When Frank Readick Jr. spoke these opening lines to the radio show “The Shadow,” who among us didn’t get the chills? These days, I get the chills when I find Shadow Data hidden inside my network. Right now, we are in the middle of a perfect storm for shadow data to grow in leaps and bounds.
Consider this: Security threats are getting more and more intense. Hackers are not only finding holes in applications, they are also exploiting the source code in many protocols. In response to this, internal IT security teams are clamping down tighter and tighter on security policies. We all know what happens next: Users won’t want to put up with this interference to their standard workflow.
To be honest, for every service you block, employees are just going to find another way, and chances are that way is going to bring even greater risk. With services like Box, Google Drive, and ownCloud, storing and sharing data has never been easier. Tired of dealing with all the hassle of standing up a server for testing from IT? Then just go out to Amazon, Azure, or Heroku and do it yourself! Who needs ’em, right?
Many industry folks call this “Shadow IT.” But that is really an incorrect term that minimizes what it really is—“Shadow Data”—and that is a HUGE deal for any IT staffer. If you take away the security piece of this story, having shadow data means you may not be backing it up in case of emergency. It means that if an employee gets pissed off and heads for the door, chances are your data went out the door, too. Or it could mean an employee has simply subscribed to a software service and imported your data into it.
Then factor in the security risks. What does this do to your compliance issues? Or your software asset management needs? How are you ever going to meet ISO/IEC 20000 governance?

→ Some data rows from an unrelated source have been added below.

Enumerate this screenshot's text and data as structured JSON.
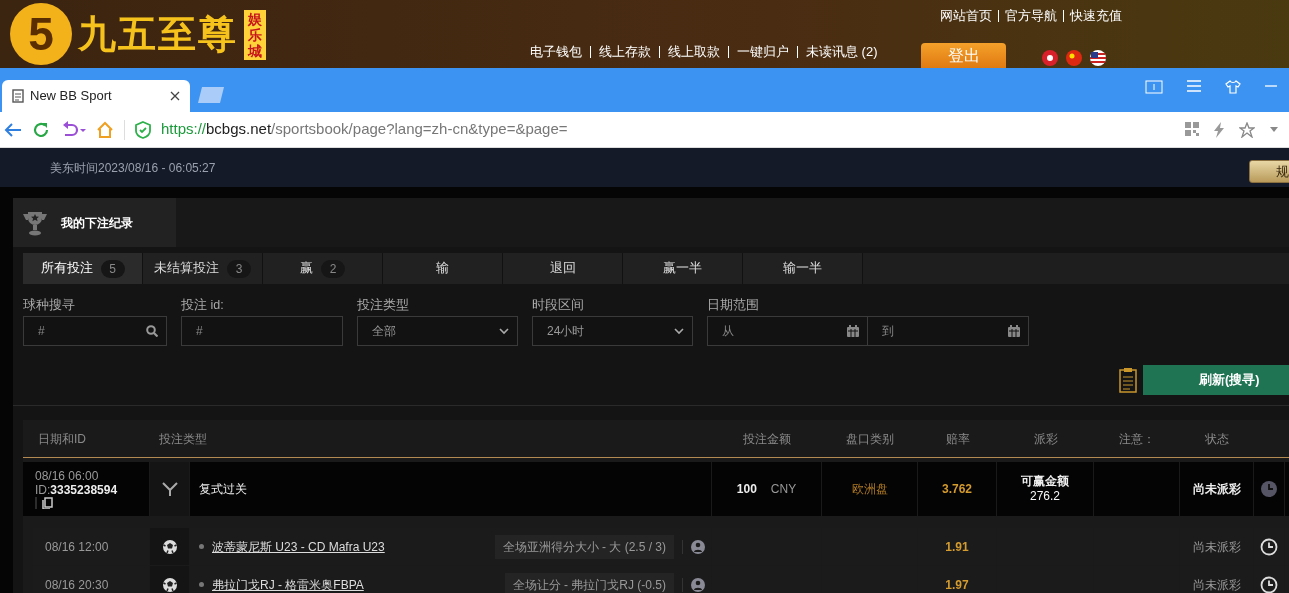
{
  "site_header": {
    "logo_digit": "5",
    "logo_text": "九五至尊",
    "logo_tag": "娱乐城",
    "top_links": [
      "网站首页",
      "官方导航",
      "快速充值"
    ],
    "nav_links": [
      "电子钱包",
      "线上存款",
      "线上取款",
      "一键归户",
      "未读讯息 (2)"
    ],
    "logout": "登出"
  },
  "browser": {
    "tab": {
      "title": "New BB Sport"
    },
    "address": {
      "scheme": "https://",
      "host": "bcbgs.net",
      "path": "/sportsbook/page?lang=zh-cn&type=&page="
    }
  },
  "time_bar": {
    "text": "美东时间2023/08/16 - 06:05:27",
    "rules_button": "规"
  },
  "panel": {
    "title": "我的下注纪录"
  },
  "filter_tabs": [
    {
      "label": "所有投注",
      "count": "5",
      "selected": true
    },
    {
      "label": "未结算投注",
      "count": "3",
      "selected": false
    },
    {
      "label": "赢",
      "count": "2",
      "selected": false
    },
    {
      "label": "输",
      "selected": false
    },
    {
      "label": "退回",
      "selected": false
    },
    {
      "label": "赢一半",
      "selected": false
    },
    {
      "label": "输一半",
      "selected": false
    }
  ],
  "filters": [
    {
      "kind": "search",
      "label": "球种搜寻",
      "placeholder": "#"
    },
    {
      "kind": "text",
      "label": "投注 id:",
      "placeholder": "#"
    },
    {
      "kind": "select",
      "label": "投注类型",
      "value": "全部"
    },
    {
      "kind": "select",
      "label": "时段区间",
      "value": "24小时"
    },
    {
      "kind": "daterange",
      "label": "日期范围",
      "from_placeholder": "从",
      "to_placeholder": "到"
    }
  ],
  "refresh_button": "刷新(搜寻)",
  "table": {
    "columns": [
      "日期和ID",
      "投注类型",
      "投注金额",
      "盘口类别",
      "赔率",
      "派彩",
      "注意：",
      "状态"
    ],
    "bet": {
      "date": "08/16 06:00",
      "id_prefix": "ID:",
      "id": "3335238594",
      "type": "复式过关",
      "amount": "100",
      "currency": "CNY",
      "market": "欧洲盘",
      "odds": "3.762",
      "payout_label": "可赢金额",
      "payout": "276.2",
      "status": "尚未派彩"
    },
    "legs": [
      {
        "date": "08/16 12:00",
        "match": "波蒂蒙尼斯 U23 - CD Mafra U23",
        "selection": "全场亚洲得分大小 - 大 (2.5 / 3)",
        "odds": "1.91",
        "status": "尚未派彩"
      },
      {
        "date": "08/16 20:30",
        "match": "弗拉门戈RJ - 格雷米奥FBPA",
        "selection": "全场让分 - 弗拉门戈RJ (-0.5)",
        "odds": "1.97",
        "status": "尚未派彩"
      }
    ]
  }
}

Look, I’m not trying to run a scare tactics blog or a “We save the day” blog. Shadow Data has always been with us. I’ve plugged in modems, access points, network taps, etc., so I could get my job done. At the end of the day, shadow data isn't usually the result of a nefarious employee looking to do you in. It’s just some folks that know they have a job to do and are not going to let IT stand in the way.
So what can we do?

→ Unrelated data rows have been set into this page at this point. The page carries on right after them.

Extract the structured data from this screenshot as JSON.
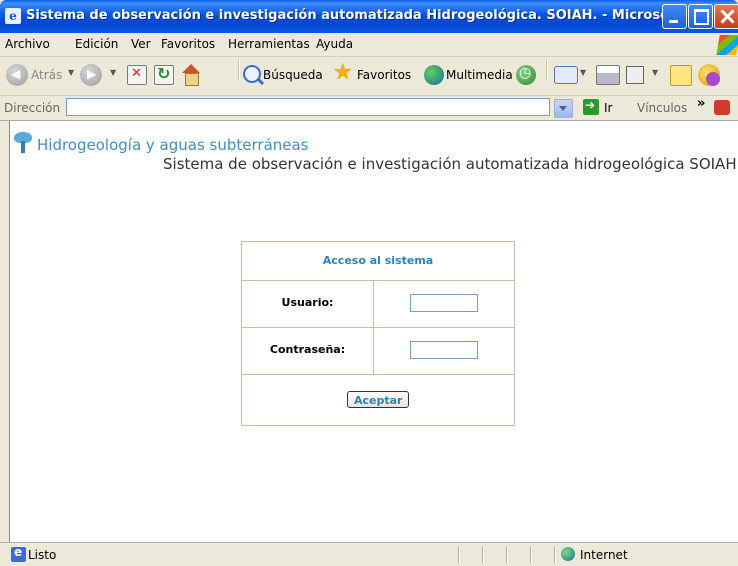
{
  "window": {
    "title": "Sistema de observación e investigación automatizada Hidrogeológica. SOIAH. - Microso..."
  },
  "menu": [
    "Archivo",
    "Edición",
    "Ver",
    "Favoritos",
    "Herramientas",
    "Ayuda"
  ],
  "toolbar": {
    "back_label": "Atrás",
    "search_label": "Búsqueda",
    "favorites_label": "Favoritos",
    "media_label": "Multimedia"
  },
  "address": {
    "label": "Dirección",
    "value": "",
    "go_label": "Ir",
    "links_label": "Vínculos",
    "links_chevron": "»"
  },
  "page": {
    "site_title": "Hidrogeología y aguas subterráneas",
    "system_title": "Sistema de observación e investigación automatizada hidrogeológica SOIAH",
    "login": {
      "title": "Acceso al sistema",
      "user_label": "Usuario:",
      "user_value": "",
      "password_label": "Contraseña:",
      "password_value": "",
      "submit_label": "Aceptar"
    }
  },
  "status": {
    "text": "Listo",
    "zone": "Internet"
  }
}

- Understand that IT is a service organization. We serve the users.
- Review your processes. How many steps does it take to get something done and how long does it take? Have a peer outside your company review them and get their opinion. My guess is there’s a lot of layer 8 built in that shouldn’t be.

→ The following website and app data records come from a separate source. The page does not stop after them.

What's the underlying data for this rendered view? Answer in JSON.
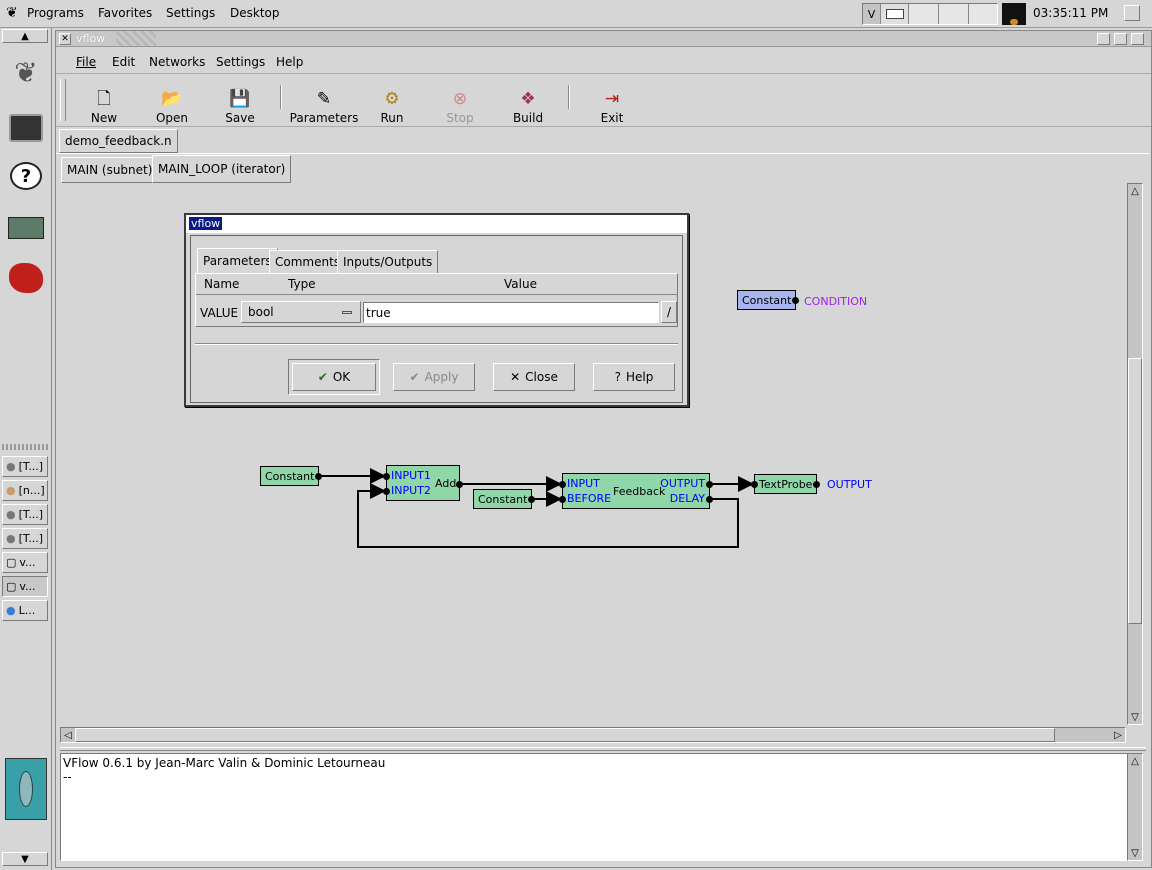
{
  "topbar": {
    "menus": [
      "Programs",
      "Favorites",
      "Settings",
      "Desktop"
    ],
    "clock": "03:35:11 PM",
    "workspace_label": "V"
  },
  "leftpanel": {
    "tasks": [
      "[T...]",
      "[n...]",
      "[T...]",
      "[T...]",
      "v...",
      "v...",
      "L..."
    ]
  },
  "window": {
    "title": "vflow",
    "menus": [
      "File",
      "Edit",
      "Networks",
      "Settings",
      "Help"
    ],
    "toolbar": {
      "new": "New",
      "open": "Open",
      "save": "Save",
      "parameters": "Parameters",
      "run": "Run",
      "stop": "Stop",
      "build": "Build",
      "exit": "Exit"
    },
    "file_tab": "demo_feedback.n",
    "net_tabs": [
      "MAIN (subnet)",
      "MAIN_LOOP (iterator)"
    ]
  },
  "network": {
    "nodes": {
      "constant_condition": "Constant",
      "condition_label": "CONDITION",
      "constant1": "Constant",
      "add": "Add",
      "add_in1": "INPUT1",
      "add_in2": "INPUT2",
      "constant2": "Constant",
      "feedback": "Feedback",
      "fb_input": "INPUT",
      "fb_before": "BEFORE",
      "fb_output": "OUTPUT",
      "fb_delay": "DELAY",
      "textprobe": "TextProbe",
      "output_label": "OUTPUT"
    }
  },
  "dialog": {
    "title": "vflow",
    "tabs": [
      "Parameters",
      "Comments",
      "Inputs/Outputs"
    ],
    "columns": [
      "Name",
      "Type",
      "Value"
    ],
    "param_name": "VALUE",
    "param_type": "bool",
    "param_value": "true",
    "value_btn": "/",
    "buttons": {
      "ok": "OK",
      "apply": "Apply",
      "close": "Close",
      "help": "Help"
    }
  },
  "console": {
    "line1": "VFlow 0.6.1 by Jean-Marc Valin & Dominic Letourneau",
    "line2": "--"
  },
  "colors": {
    "node": "#8fd6a8",
    "node_selected": "#a8b4ee",
    "port_label": "#0000ff",
    "condition": "#a020f0"
  }
}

- Finally, visualize. You cannot secure what you cannot see. In any tactical engagement, getting the high ground so we can see everything coming at us is the key to victory.
No matter what security products you use in your data center, your very first and absolute requirement should be: “Does it improve my visibility?” If it doesn’t, you may have a Lamont Cranston lurking about your data center. Only the Shadow knows…
—Jimmy Ray Purser